In another passage, the master gives testimony to the true goodness at the heart of his teaching that was not readily visible on the surface: "He on whom your attention rests is your neighbor; he also will die...If you acquire data always to realize the inevitability of their death and your own death, you will have a feeling of pity for others, and be just toward them...From realizing the significance of your neighbor when your attention rests on him, that he will die, pity for him and compassion toward him will arise in you, and finally you will love him; also, by doing this constantly, real faith, conscious faith, will arise in some part of you and spread to other parts, and you will have the possibility of knowing real happiness."
Rather than giving us one more subjective set of personal anecdotes and quick sketches of the teachings, this book has the integrity and breadth of understanding that makes it highly recommended for those who would seek to grasp the importance of this man and of his place in the history of human wisdom. Gurdjieff did indeed make life very difficult for his students and for those who would come along afterwards and who find themselves magnetized by the truth inherent in his teaching.
A number of students have observed that in some groups that have come out of his teaching, there is a strange lack of humanity, and an even stranger lack of spirituality, all in the name of Gurdjieff. This was noticed from the very earliest days by J.G. Bennett and confirmed by the experience of this writer in his encounter with a Gurdjieff school and its students. It seems that the master did not convey to this descendants the goodness and reverence in his soul that was clearly at the center of his experience of reality. His charisma was so powerful that the theatrics of his outlandish ways overshadowed the fundamental humanity of his character and the humility of his deep spirit.
The works he left us are as demanding and mysterious as the man himself, but it seems that ultimately his purpose was accomplished. He forced everyone to strive for an authentic search for meaning and transformation that can only be accomplished through each person's highest capacity to merge their acquired knowledge with their essential being. Gurdjieff did not want to create followers, but individuals conscious of their true identity and their particular purpose in the universe.
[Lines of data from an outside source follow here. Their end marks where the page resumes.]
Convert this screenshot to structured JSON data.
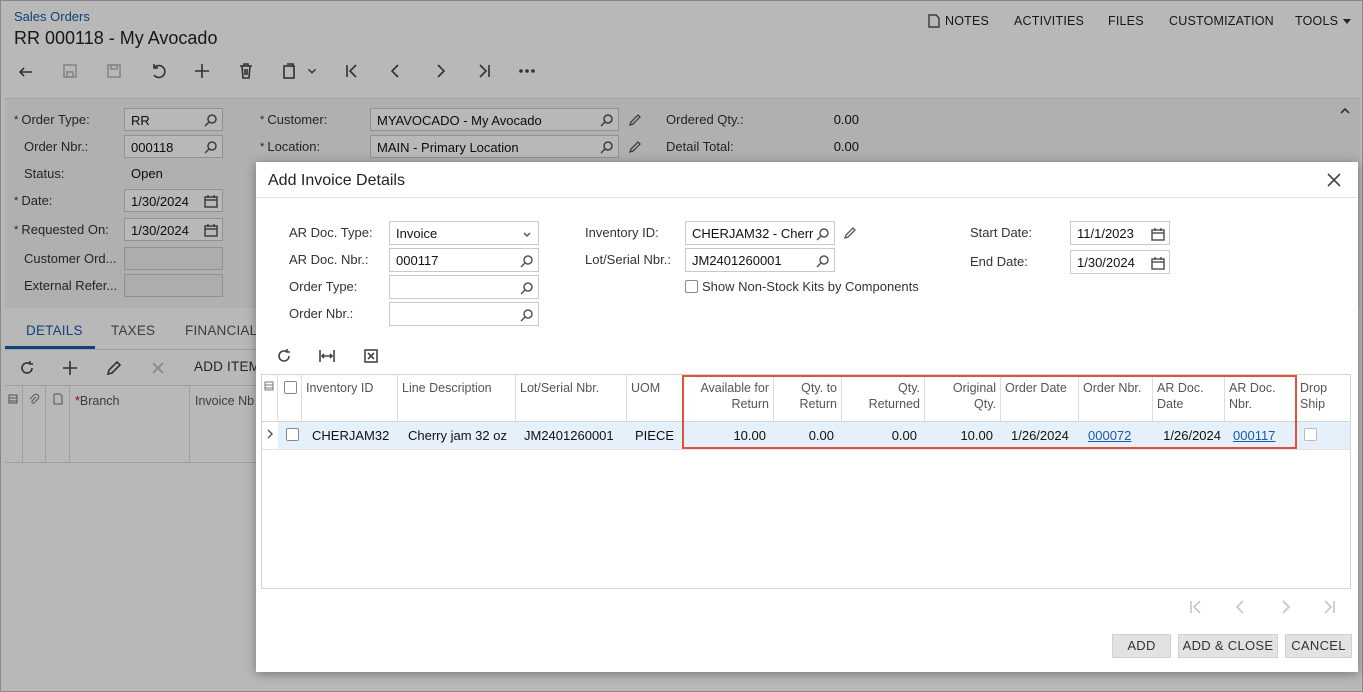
{
  "header": {
    "breadcrumb": "Sales Orders",
    "title": "RR 000118 - My Avocado",
    "nav": [
      "NOTES",
      "ACTIVITIES",
      "FILES",
      "CUSTOMIZATION",
      "TOOLS"
    ]
  },
  "summary": {
    "order_type_label": "Order Type:",
    "order_type": "RR",
    "order_nbr_label": "Order Nbr.:",
    "order_nbr": "000118",
    "status_label": "Status:",
    "status": "Open",
    "date_label": "Date:",
    "date": "1/30/2024",
    "requested_on_label": "Requested On:",
    "requested_on": "1/30/2024",
    "customer_ord_label": "Customer Ord...",
    "external_ref_label": "External Refer...",
    "customer_label": "Customer:",
    "customer": "MYAVOCADO - My Avocado",
    "location_label": "Location:",
    "location": "MAIN - Primary Location",
    "ordered_qty_label": "Ordered Qty.:",
    "ordered_qty": "0.00",
    "detail_total_label": "Detail Total:",
    "detail_total": "0.00"
  },
  "tabs": [
    "DETAILS",
    "TAXES",
    "FINANCIAL"
  ],
  "details_toolbar": {
    "add_item": "ADD ITEM"
  },
  "details_grid": {
    "branch": "Branch",
    "invoice_nbr": "Invoice Nb"
  },
  "dialog": {
    "title": "Add Invoice Details",
    "ar_doc_type_label": "AR Doc. Type:",
    "ar_doc_type": "Invoice",
    "ar_doc_nbr_label": "AR Doc. Nbr.:",
    "ar_doc_nbr": "000117",
    "order_type_label": "Order Type:",
    "order_type": "",
    "order_nbr_label": "Order Nbr.:",
    "order_nbr": "",
    "inventory_id_label": "Inventory ID:",
    "inventory_id": "CHERJAM32 - Cherr",
    "lot_serial_label": "Lot/Serial Nbr.:",
    "lot_serial": "JM2401260001",
    "show_nonstock_label": "Show Non-Stock Kits by Components",
    "start_date_label": "Start Date:",
    "start_date": "11/1/2023",
    "end_date_label": "End Date:",
    "end_date": "1/30/2024",
    "columns": {
      "inventory_id": "Inventory ID",
      "line_desc": "Line Description",
      "lot_serial": "Lot/Serial Nbr.",
      "uom": "UOM",
      "avail": "Available for Return",
      "qty_to_return": "Qty. to Return",
      "qty_returned": "Qty. Returned",
      "orig_qty": "Original Qty.",
      "order_date": "Order Date",
      "order_nbr": "Order Nbr.",
      "ar_doc_date": "AR Doc. Date",
      "ar_doc_nbr": "AR Doc. Nbr.",
      "drop_ship": "Drop Ship"
    },
    "rows": [
      {
        "inventory_id": "CHERJAM32",
        "line_desc": "Cherry jam 32 oz",
        "lot_serial": "JM2401260001",
        "uom": "PIECE",
        "avail": "10.00",
        "qty_to_return": "0.00",
        "qty_returned": "0.00",
        "orig_qty": "10.00",
        "order_date": "1/26/2024",
        "order_nbr": "000072",
        "ar_doc_date": "1/26/2024",
        "ar_doc_nbr": "000117"
      }
    ],
    "buttons": {
      "add": "ADD",
      "add_close": "ADD & CLOSE",
      "cancel": "CANCEL"
    }
  },
  "colors": {
    "accent": "#1a5aad",
    "highlight_border": "#e0533a",
    "selected_row": "#e6f0fa"
  }
}
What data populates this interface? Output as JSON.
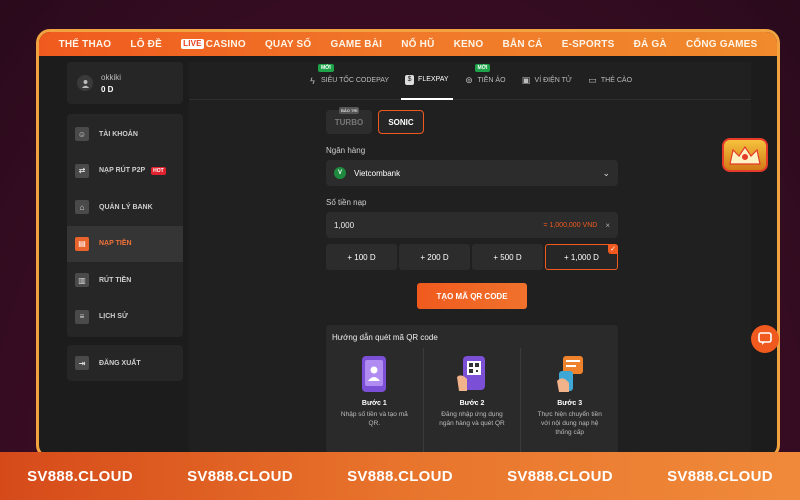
{
  "topnav": [
    "THỂ THAO",
    "LÔ ĐỀ",
    "CASINO",
    "QUAY SỐ",
    "GAME BÀI",
    "NỔ HŨ",
    "KENO",
    "BẮN CÁ",
    "E-SPORTS",
    "ĐÁ GÀ",
    "CỔNG GAMES"
  ],
  "live_badge": "LIVE",
  "user": {
    "name": "okkiki",
    "balance": "0 D"
  },
  "sidebar": {
    "items": [
      {
        "label": "TÀI KHOẢN",
        "icon": "person-icon"
      },
      {
        "label": "NẠP RÚT P2P",
        "icon": "p2p-icon",
        "badge": "HOT"
      },
      {
        "label": "QUẢN LÝ BANK",
        "icon": "bank-icon"
      },
      {
        "label": "NẠP TIỀN",
        "icon": "deposit-icon"
      },
      {
        "label": "RÚT TIỀN",
        "icon": "withdraw-icon"
      },
      {
        "label": "LỊCH SỬ",
        "icon": "history-icon"
      }
    ],
    "logout": "ĐĂNG XUẤT"
  },
  "tabs": [
    {
      "label": "SIÊU TỐC CODEPAY",
      "badge": "MỚI"
    },
    {
      "label": "FLEXPAY",
      "badge": ""
    },
    {
      "label": "TIỀN ẢO",
      "badge": "MỚI"
    },
    {
      "label": "VÍ ĐIỆN TỬ",
      "badge": ""
    },
    {
      "label": "THẺ CÀO",
      "badge": ""
    }
  ],
  "subtabs": [
    {
      "label": "TURBO",
      "badge": "BẢO TRÌ"
    },
    {
      "label": "SONIC",
      "badge": ""
    }
  ],
  "bank": {
    "label": "Ngân hàng",
    "value": "Vietcombank",
    "logo_text": "V"
  },
  "amount": {
    "label": "Số tiền nạp",
    "value": "1,000",
    "converted": "= 1,000,000 VND",
    "clear": "×"
  },
  "quick_amounts": [
    "+ 100 D",
    "+ 200 D",
    "+ 500 D",
    "+ 1,000 D"
  ],
  "qr_button": "TẠO MÃ QR CODE",
  "guide": {
    "title": "Hướng dẫn quét mã QR code",
    "steps": [
      {
        "title": "Bước 1",
        "desc": "Nhập số tiền và tạo mã QR."
      },
      {
        "title": "Bước 2",
        "desc": "Đăng nhập ứng dụng ngân hàng và quét QR"
      },
      {
        "title": "Bước 3",
        "desc": "Thực hiện chuyển tiền với nội dung nạp hệ thống cấp"
      }
    ]
  },
  "brand": [
    "SV888.CLOUD",
    "SV888.CLOUD",
    "SV888.CLOUD",
    "SV888.CLOUD",
    "SV888.CLOUD"
  ],
  "colors": {
    "accent": "#f05a1e",
    "panel": "#262626",
    "background": "#1c1c1c"
  }
}
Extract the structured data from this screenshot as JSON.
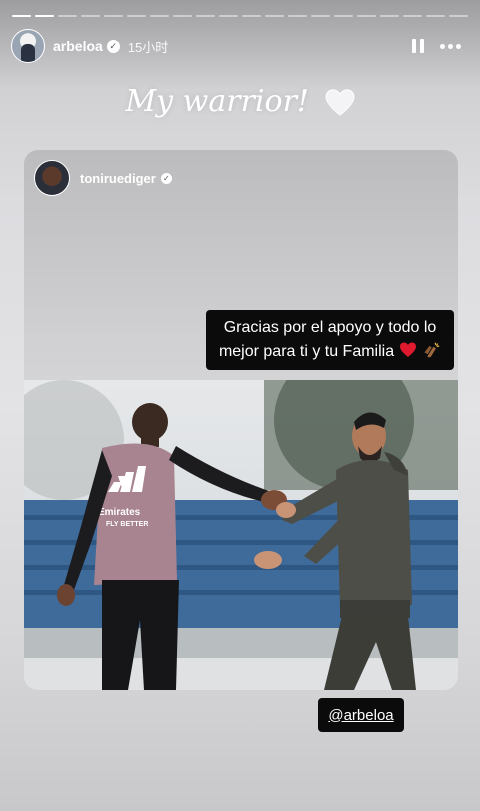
{
  "story": {
    "progress_segments": 20,
    "progress_done": 2,
    "user": {
      "username": "arbeloa",
      "verified": true,
      "time": "15小时"
    },
    "controls": {
      "pause_icon": "pause-icon",
      "more_icon": "more-icon"
    },
    "caption": {
      "text": "My warrior!",
      "emoji": "white-heart-icon"
    }
  },
  "reshared_post": {
    "username": "toniruediger",
    "verified": true,
    "message_line1": "Gracias por el apoyo y todo lo",
    "message_line2": "mejor para ti y tu Familia",
    "message_emojis": [
      "red-heart-icon",
      "clapping-hands-icon"
    ],
    "photo": {
      "description_icon": "photo",
      "jersey_sponsor_line1": "Emirates",
      "jersey_sponsor_line2": "FLY BETTER"
    }
  },
  "mention_sticker": {
    "text": "@arbeloa"
  },
  "colors": {
    "accent_heart": "#e0192e",
    "sticker_bg": "#0b0b0b"
  }
}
This book presents his impact in the wider context of humanity's universal knowledge and gives him the dignity and critical attention that he deserves. He is not the figure of some sub-culture, even less a guru for fanatic and self-absorbed followers, but a master teacher in humanity's effort to evolve toward its highest potential. This book confirms the significance of his contribution and obligates all true seekers to take a close look at his extraordinary legacy. Readers will find here proof that Gurdjieff does not belong to "Gurdjeffians" or to "Fourth Way students" but to all who strive to live in this world with meaning and purpose.
Theodore J. Nottingham, United Kingdom